*What this task involves*: Could you print the full listing again, exactly as written?

*Data for analysis*:
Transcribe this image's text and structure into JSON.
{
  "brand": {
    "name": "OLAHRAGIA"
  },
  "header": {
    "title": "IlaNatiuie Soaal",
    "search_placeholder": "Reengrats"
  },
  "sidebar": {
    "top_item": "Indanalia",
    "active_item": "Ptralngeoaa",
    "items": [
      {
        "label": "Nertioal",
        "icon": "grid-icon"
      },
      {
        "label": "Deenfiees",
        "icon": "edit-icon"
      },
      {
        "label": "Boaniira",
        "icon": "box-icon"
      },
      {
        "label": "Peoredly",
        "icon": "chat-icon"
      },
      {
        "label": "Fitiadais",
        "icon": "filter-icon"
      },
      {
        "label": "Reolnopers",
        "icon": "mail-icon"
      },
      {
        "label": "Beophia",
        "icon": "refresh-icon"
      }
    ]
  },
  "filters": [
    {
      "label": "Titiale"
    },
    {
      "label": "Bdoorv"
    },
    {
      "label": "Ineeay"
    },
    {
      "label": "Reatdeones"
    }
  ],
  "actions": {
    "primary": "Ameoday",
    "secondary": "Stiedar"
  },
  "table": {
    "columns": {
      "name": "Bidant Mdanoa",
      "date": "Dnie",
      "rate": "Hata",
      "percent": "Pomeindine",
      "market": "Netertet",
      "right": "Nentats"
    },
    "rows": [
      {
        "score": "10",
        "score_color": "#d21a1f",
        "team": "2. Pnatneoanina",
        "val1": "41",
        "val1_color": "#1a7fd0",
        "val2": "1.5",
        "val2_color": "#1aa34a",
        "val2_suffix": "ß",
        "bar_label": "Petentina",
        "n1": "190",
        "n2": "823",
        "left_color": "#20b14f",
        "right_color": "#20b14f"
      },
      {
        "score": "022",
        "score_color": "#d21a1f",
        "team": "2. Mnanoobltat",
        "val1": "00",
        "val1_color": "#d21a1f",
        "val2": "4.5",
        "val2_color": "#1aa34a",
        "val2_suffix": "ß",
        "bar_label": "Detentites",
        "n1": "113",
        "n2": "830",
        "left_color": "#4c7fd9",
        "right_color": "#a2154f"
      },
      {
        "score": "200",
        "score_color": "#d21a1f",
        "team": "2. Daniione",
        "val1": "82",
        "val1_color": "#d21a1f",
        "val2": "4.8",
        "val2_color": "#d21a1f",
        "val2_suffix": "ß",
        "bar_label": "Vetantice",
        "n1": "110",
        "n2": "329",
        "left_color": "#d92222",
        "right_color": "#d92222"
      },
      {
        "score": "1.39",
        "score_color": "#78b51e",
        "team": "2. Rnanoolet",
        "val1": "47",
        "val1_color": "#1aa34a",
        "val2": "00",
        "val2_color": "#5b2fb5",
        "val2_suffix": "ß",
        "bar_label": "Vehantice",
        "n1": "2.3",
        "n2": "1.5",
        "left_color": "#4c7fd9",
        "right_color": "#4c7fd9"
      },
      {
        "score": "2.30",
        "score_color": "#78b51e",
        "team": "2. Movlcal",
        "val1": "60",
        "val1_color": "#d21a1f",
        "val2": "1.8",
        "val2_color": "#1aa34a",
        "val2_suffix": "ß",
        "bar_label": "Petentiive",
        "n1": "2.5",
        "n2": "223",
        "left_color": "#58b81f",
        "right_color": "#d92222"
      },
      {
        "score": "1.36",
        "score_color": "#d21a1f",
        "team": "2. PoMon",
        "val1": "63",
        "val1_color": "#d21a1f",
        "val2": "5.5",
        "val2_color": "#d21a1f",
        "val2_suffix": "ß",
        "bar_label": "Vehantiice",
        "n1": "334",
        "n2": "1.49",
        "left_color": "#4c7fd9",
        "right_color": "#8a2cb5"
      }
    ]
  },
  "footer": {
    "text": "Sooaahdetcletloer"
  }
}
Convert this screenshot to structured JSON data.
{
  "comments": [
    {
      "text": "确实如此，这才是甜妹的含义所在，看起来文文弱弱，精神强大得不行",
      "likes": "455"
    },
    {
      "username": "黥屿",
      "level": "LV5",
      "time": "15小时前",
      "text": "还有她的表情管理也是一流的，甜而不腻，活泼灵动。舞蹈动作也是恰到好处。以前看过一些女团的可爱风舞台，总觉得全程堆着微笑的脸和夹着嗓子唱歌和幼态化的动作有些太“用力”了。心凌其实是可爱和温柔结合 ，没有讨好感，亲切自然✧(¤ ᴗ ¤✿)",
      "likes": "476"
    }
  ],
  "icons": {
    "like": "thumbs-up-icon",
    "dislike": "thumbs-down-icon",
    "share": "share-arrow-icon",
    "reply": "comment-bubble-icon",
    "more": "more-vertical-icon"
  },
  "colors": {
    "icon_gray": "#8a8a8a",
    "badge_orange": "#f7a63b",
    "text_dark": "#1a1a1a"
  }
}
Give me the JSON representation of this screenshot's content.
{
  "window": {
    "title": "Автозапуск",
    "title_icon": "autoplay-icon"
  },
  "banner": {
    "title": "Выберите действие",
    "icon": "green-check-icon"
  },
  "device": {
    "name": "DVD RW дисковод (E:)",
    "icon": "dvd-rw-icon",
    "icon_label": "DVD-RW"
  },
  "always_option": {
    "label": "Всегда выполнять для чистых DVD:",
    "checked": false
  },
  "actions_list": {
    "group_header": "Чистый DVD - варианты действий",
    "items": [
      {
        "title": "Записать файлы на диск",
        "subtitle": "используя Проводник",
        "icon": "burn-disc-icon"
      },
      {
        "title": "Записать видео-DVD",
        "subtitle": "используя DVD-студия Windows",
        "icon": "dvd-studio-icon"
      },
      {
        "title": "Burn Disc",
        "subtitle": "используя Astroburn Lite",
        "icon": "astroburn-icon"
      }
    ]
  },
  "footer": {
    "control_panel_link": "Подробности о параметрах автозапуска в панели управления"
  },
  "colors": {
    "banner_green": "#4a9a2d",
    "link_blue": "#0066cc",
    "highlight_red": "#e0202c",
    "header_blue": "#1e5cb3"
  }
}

*Response for this exercise*:
Transcribe this image's text and structure into JSON.
{
  "brand": {
    "name": "OLAHRAGIA"
  },
  "header": {
    "title": "IlaNatiuie Soaal",
    "search_placeholder": "Reengrats"
  },
  "sidebar": {
    "top_item": "Indanalia",
    "active_item": "Ptralngeoaa",
    "items": [
      {
        "label": "Nertioal",
        "icon": "grid-icon"
      },
      {
        "label": "Deenfiees",
        "icon": "edit-icon"
      },
      {
        "label": "Boaniira",
        "icon": "box-icon"
      },
      {
        "label": "Peoredly",
        "icon": "chat-icon"
      },
      {
        "label": "Fitiadais",
        "icon": "filter-icon"
      },
      {
        "label": "Reolnopers",
        "icon": "mail-icon"
      },
      {
        "label": "Beophia",
        "icon": "refresh-icon"
      }
    ]
  },
  "filters": [
    {
      "label": "Titiale"
    },
    {
      "label": "Bdoorv"
    },
    {
      "label": "Ineeay"
    },
    {
      "label": "Reatdeones"
    }
  ],
  "actions": {
    "primary": "Ameoday",
    "secondary": "Stiedar"
  },
  "table": {
    "columns": {
      "name": "Bidant Mdanoa",
      "date": "Dnie",
      "rate": "Hata",
      "percent": "Pomeindine",
      "market": "Netertet",
      "right": "Nentats"
    },
    "rows": [
      {
        "score": "10",
        "score_color": "#d21a1f",
        "team": "2. Pnatneoanina",
        "val1": "41",
        "val1_color": "#1a7fd0",
        "val2": "1.5",
        "val2_color": "#1aa34a",
        "val2_suffix": "ß",
        "bar_label": "Petentina",
        "n1": "190",
        "n2": "823",
        "left_color": "#20b14f",
        "right_color": "#20b14f"
      },
      {
        "score": "022",
        "score_color": "#d21a1f",
        "team": "2. Mnanoobltat",
        "val1": "00",
        "val1_color": "#d21a1f",
        "val2": "4.5",
        "val2_color": "#1aa34a",
        "val2_suffix": "ß",
        "bar_label": "Detentites",
        "n1": "113",
        "n2": "830",
        "left_color": "#4c7fd9",
        "right_color": "#a2154f"
      },
      {
        "score": "200",
        "score_color": "#d21a1f",
        "team": "2. Daniione",
        "val1": "82",
        "val1_color": "#d21a1f",
        "val2": "4.8",
        "val2_color": "#d21a1f",
        "val2_suffix": "ß",
        "bar_label": "Vetantice",
        "n1": "110",
        "n2": "329",
        "left_color": "#d92222",
        "right_color": "#d92222"
      },
      {
        "score": "1.39",
        "score_color": "#78b51e",
        "team": "2. Rnanoolet",
        "val1": "47",
        "val1_color": "#1aa34a",
        "val2": "00",
        "val2_color": "#5b2fb5",
        "val2_suffix": "ß",
        "bar_label": "Vehantice",
        "n1": "2.3",
        "n2": "1.5",
        "left_color": "#4c7fd9",
        "right_color": "#4c7fd9"
      },
      {
        "score": "2.30",
        "score_color": "#78b51e",
        "team": "2. Movlcal",
        "val1": "60",
        "val1_color": "#d21a1f",
        "val2": "1.8",
        "val2_color": "#1aa34a",
        "val2_suffix": "ß",
        "bar_label": "Petentiive",
        "n1": "2.5",
        "n2": "223",
        "left_color": "#58b81f",
        "right_color": "#d92222"
      },
      {
        "score": "1.36",
        "score_color": "#d21a1f",
        "team": "2. PoMon",
        "val1": "63",
        "val1_color": "#d21a1f",
        "val2": "5.5",
        "val2_color": "#d21a1f",
        "val2_suffix": "ß",
        "bar_label": "Vehantiice",
        "n1": "334",
        "n2": "1.49",
        "left_color": "#4c7fd9",
        "right_color": "#8a2cb5"
      }
    ]
  },
  "footer": {
    "text": "Sooaahdetcletloer"
  }
}
Convert this screenshot to structured JSON data.
{
  "comments": [
    {
      "text": "确实如此，这才是甜妹的含义所在，看起来文文弱弱，精神强大得不行",
      "likes": "455"
    },
    {
      "username": "黥屿",
      "level": "LV5",
      "time": "15小时前",
      "text": "还有她的表情管理也是一流的，甜而不腻，活泼灵动。舞蹈动作也是恰到好处。以前看过一些女团的可爱风舞台，总觉得全程堆着微笑的脸和夹着嗓子唱歌和幼态化的动作有些太“用力”了。心凌其实是可爱和温柔结合 ，没有讨好感，亲切自然✧(¤ ᴗ ¤✿)",
      "likes": "476"
    }
  ],
  "icons": {
    "like": "thumbs-up-icon",
    "dislike": "thumbs-down-icon",
    "share": "share-arrow-icon",
    "reply": "comment-bubble-icon",
    "more": "more-vertical-icon"
  },
  "colors": {
    "icon_gray": "#8a8a8a",
    "badge_orange": "#f7a63b",
    "text_dark": "#1a1a1a"
  }
}
Give me the JSON representation of this screenshot's content.
{
  "window": {
    "title": "Автозапуск",
    "title_icon": "autoplay-icon"
  },
  "banner": {
    "title": "Выберите действие",
    "icon": "green-check-icon"
  },
  "device": {
    "name": "DVD RW дисковод (E:)",
    "icon": "dvd-rw-icon",
    "icon_label": "DVD-RW"
  },
  "always_option": {
    "label": "Всегда выполнять для чистых DVD:",
    "checked": false
  },
  "actions_list": {
    "group_header": "Чистый DVD - варианты действий",
    "items": [
      {
        "title": "Записать файлы на диск",
        "subtitle": "используя Проводник",
        "icon": "burn-disc-icon"
      },
      {
        "title": "Записать видео-DVD",
        "subtitle": "используя DVD-студия Windows",
        "icon": "dvd-studio-icon"
      },
      {
        "title": "Burn Disc",
        "subtitle": "используя Astroburn Lite",
        "icon": "astroburn-icon"
      }
    ]
  },
  "footer": {
    "control_panel_link": "Подробности о параметрах автозапуска в панели управления"
  },
  "colors": {
    "banner_green": "#4a9a2d",
    "link_blue": "#0066cc",
    "highlight_red": "#e0202c",
    "header_blue": "#1e5cb3"
  }
}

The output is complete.